■ **Goal of the exercise**
When "title" occurs in a line of the material, copy that line.
** Opening Available data block **
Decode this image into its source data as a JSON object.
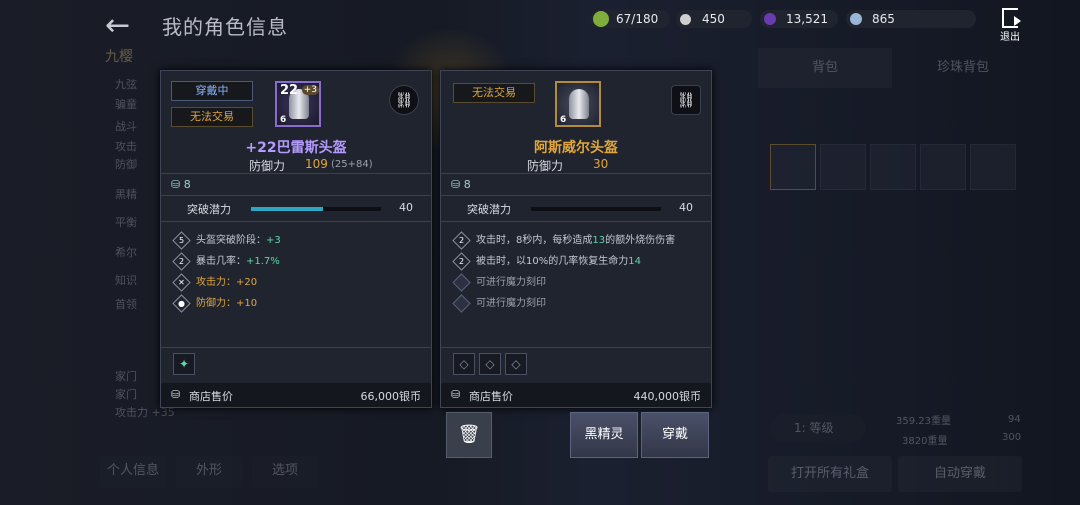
{
  "header": {
    "back_icon": "arrow-left-icon",
    "title": "我的角色信息",
    "resources": [
      {
        "icon": "bag-capacity-icon",
        "value": "67/180",
        "color": "#7fae3c"
      },
      {
        "icon": "silver-coin-icon",
        "value": "450",
        "color": "#cfcfcf"
      },
      {
        "icon": "black-pearl-icon",
        "value": "13,521",
        "color": "#6a3bb0"
      },
      {
        "icon": "crystal-icon",
        "value": "865",
        "color": "#9bb7d8"
      }
    ],
    "exit_label": "退出"
  },
  "left_panel": {
    "name": "九樱",
    "rows": [
      "九弦",
      "骗童",
      "战斗",
      "攻击",
      "防御",
      "黑精",
      "平衡",
      "希尔",
      "知识",
      "首领",
      "家门",
      "家门",
      "攻击力 +35"
    ],
    "tabs": [
      "个人信息",
      "外形",
      "选项"
    ]
  },
  "right_panel": {
    "tabs": [
      "背包",
      "珍珠背包"
    ],
    "level_label": "1: 等级",
    "weight_current": "359.23重量",
    "weight_max": "3820重量",
    "slots_current": "94",
    "slots_max": "300",
    "open_all_label": "打开所有礼盒",
    "auto_equip_label": "自动穿戴"
  },
  "equipped_card": {
    "status_tag": "穿戴中",
    "trade_tag": "无法交易",
    "enhance": "22",
    "enhance_plus": "+3",
    "grade": "6",
    "name": "+22巴雷斯头盔",
    "name_color": "#b59bff",
    "defense_label": "防御力",
    "defense_value": "109",
    "defense_detail": "(25+84)",
    "weight": "8",
    "potential_label": "突破潜力",
    "potential_value": "40",
    "potential_fill": 0.55,
    "effects": [
      {
        "badge": "5",
        "text": "头盔突破阶段：",
        "value": "+3",
        "style": "normal"
      },
      {
        "badge": "2",
        "text": "暴击几率：",
        "value": "+1.7%",
        "style": "normal"
      },
      {
        "badge": "✕",
        "text": "攻击力：",
        "value": "+20",
        "style": "gold"
      },
      {
        "badge": "●",
        "text": "防御力：",
        "value": "+10",
        "style": "gold"
      }
    ],
    "price_label": "商店售价",
    "price_value": "66,000银币"
  },
  "compare_card": {
    "trade_tag": "无法交易",
    "grade": "6",
    "name": "阿斯威尔头盔",
    "name_color": "#e0a63c",
    "defense_label": "防御力",
    "defense_value": "30",
    "weight": "8",
    "potential_label": "突破潜力",
    "potential_value": "40",
    "potential_fill": 0,
    "effects": [
      {
        "badge": "2",
        "pre": "攻击时，8秒内，每秒造成",
        "hl": "13",
        "post": "的额外烧伤伤害"
      },
      {
        "badge": "2",
        "pre": "被击时，以10%的几率恢复生命力",
        "hl": "14",
        "post": ""
      },
      {
        "badge": "",
        "pre": "可进行魔力刻印",
        "hl": "",
        "post": ""
      },
      {
        "badge": "",
        "pre": "可进行魔力刻印",
        "hl": "",
        "post": ""
      }
    ],
    "price_label": "商店售价",
    "price_value": "440,000银币"
  },
  "actions": {
    "trash_icon": "trash-icon",
    "black_spirit_label": "黑精灵",
    "equip_label": "穿戴"
  }
}
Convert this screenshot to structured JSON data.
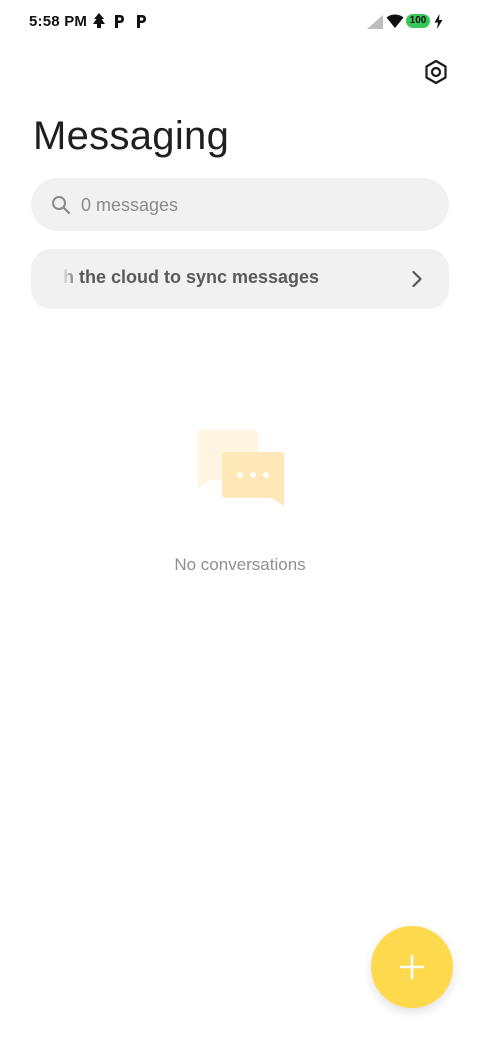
{
  "status_bar": {
    "time": "5:58 PM",
    "battery_level": "100",
    "notification_icons": [
      "tree-notification-icon",
      "p-app-icon",
      "p-app-icon"
    ],
    "signal": "cellular-signal-icon",
    "wifi": "wifi-icon",
    "charging": "charging-bolt-icon"
  },
  "header": {
    "title": "Messaging",
    "settings_icon": "settings-hex-icon"
  },
  "search": {
    "placeholder": "0 messages",
    "value": ""
  },
  "sync_banner": {
    "text": "Sync with the cloud to sync messages",
    "visible_text": "th the cloud to sync messages",
    "icon": "chevron-right-icon"
  },
  "empty_state": {
    "illustration": "chat-bubbles-icon",
    "text": "No conversations"
  },
  "fab": {
    "icon": "plus-icon",
    "color": "#ffd94d"
  },
  "colors": {
    "accent": "#ffd94d",
    "surface": "#f1f1f1",
    "battery": "#35c759"
  }
}
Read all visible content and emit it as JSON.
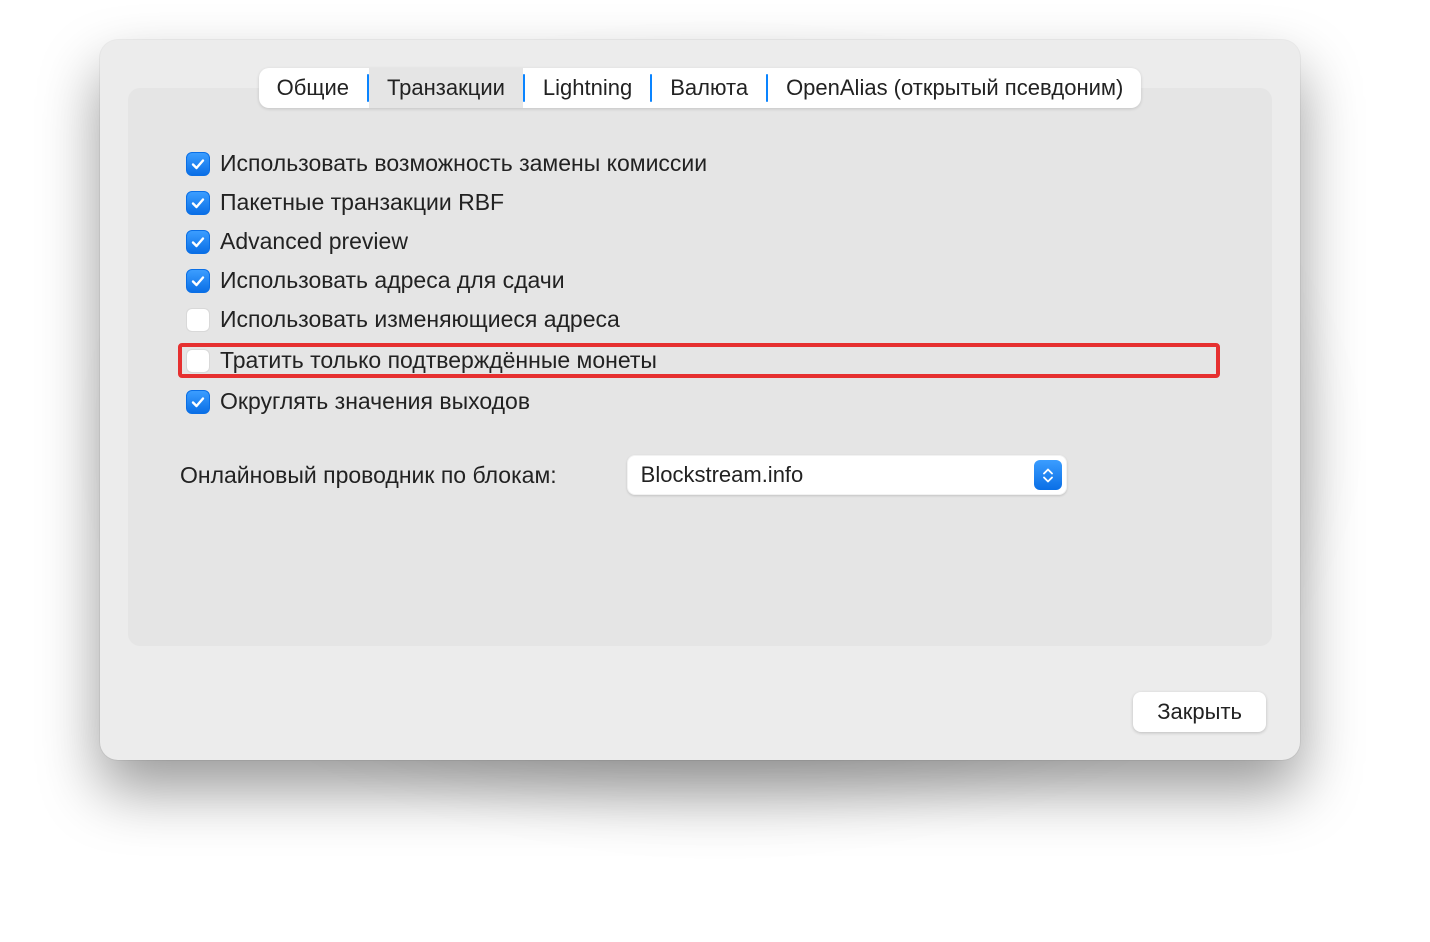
{
  "tabs": {
    "general": "Общие",
    "transactions": "Транзакции",
    "lightning": "Lightning",
    "currency": "Валюта",
    "openalias": "OpenAlias (открытый псевдоним)",
    "selected": "transactions"
  },
  "options": {
    "use_rbf": {
      "label": "Использовать возможность замены комиссии",
      "checked": true
    },
    "batch_rbf": {
      "label": "Пакетные транзакции RBF",
      "checked": true
    },
    "advanced_preview": {
      "label": "Advanced preview",
      "checked": true
    },
    "use_change": {
      "label": "Использовать адреса для сдачи",
      "checked": true
    },
    "use_varying": {
      "label": "Использовать изменяющиеся адреса",
      "checked": false
    },
    "spend_confirmed": {
      "label": "Тратить только подтверждённые монеты",
      "checked": false
    },
    "round_outputs": {
      "label": "Округлять значения выходов",
      "checked": true
    }
  },
  "explorer": {
    "label": "Онлайновый проводник по блокам:",
    "value": "Blockstream.info"
  },
  "buttons": {
    "close": "Закрыть"
  }
}
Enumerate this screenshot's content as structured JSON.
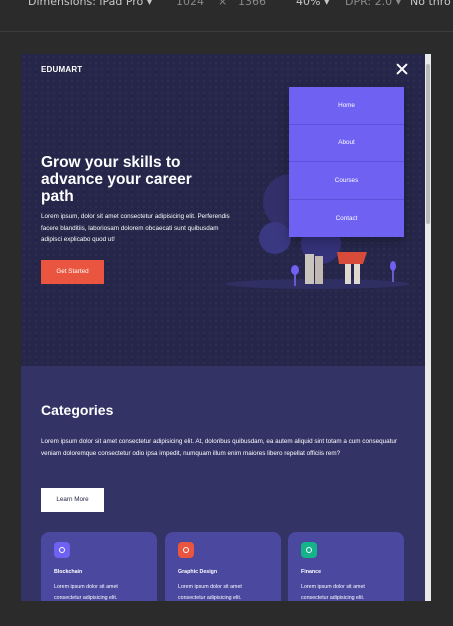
{
  "devtools": {
    "dimensions": "Dimensions: iPad Pro ▾",
    "width": "1024",
    "times": "×",
    "height": "1366",
    "zoom": "40% ▾",
    "dpr": "DPR: 2.0 ▾",
    "throttle": "No thro"
  },
  "header": {
    "logo": "EDUMART",
    "close_icon": "close-icon"
  },
  "menu": {
    "items": [
      "Home",
      "About",
      "Courses",
      "Contact"
    ]
  },
  "hero": {
    "title": "Grow your skills to advance your career path",
    "text": "Lorem ipsum, dolor sit amet consectetur adipisicing elit. Perferendis facere blanditiis, laboriosam dolorem obcaecati sunt quibusdam adipisci explicabo quod ut!",
    "cta": "Get Started"
  },
  "categories": {
    "title": "Categories",
    "text": "Lorem ipsum dolor sit amet consectetur adipisicing elit. At, doloribus quibusdam, ea autem aliquid sint totam a cum consequatur veniam doloremque consectetur odio ipsa impedit, numquam illum enim maiores libero repellat officiis rem?",
    "button": "Learn More",
    "cards": [
      {
        "title": "Blockchain",
        "desc": "Lorem ipsum dolor sit amet consectetur adipisicing elit.",
        "color": "#6f61f2",
        "icon": "blockchain-icon"
      },
      {
        "title": "Graphic Design",
        "desc": "Lorem ipsum dolor sit amet consectetur adipisicing elit.",
        "color": "#e9553f",
        "icon": "design-icon"
      },
      {
        "title": "Finance",
        "desc": "Lorem ipsum dolor sit amet consectetur adipisicing elit.",
        "color": "#14b38a",
        "icon": "finance-icon"
      }
    ]
  },
  "colors": {
    "accent": "#6f61f2",
    "cta": "#e9553f",
    "bg": "#252649",
    "card": "#4b48a0"
  }
}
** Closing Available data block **
■ **Answer space**
    "title": "我的角色信息",
    "title": "Messaging",
    "title": "Grow your skills to advance your career path",
    "title": "Categories",
        "title": "Blockchain",
        "title": "Graphic Design",
        "title": "Finance",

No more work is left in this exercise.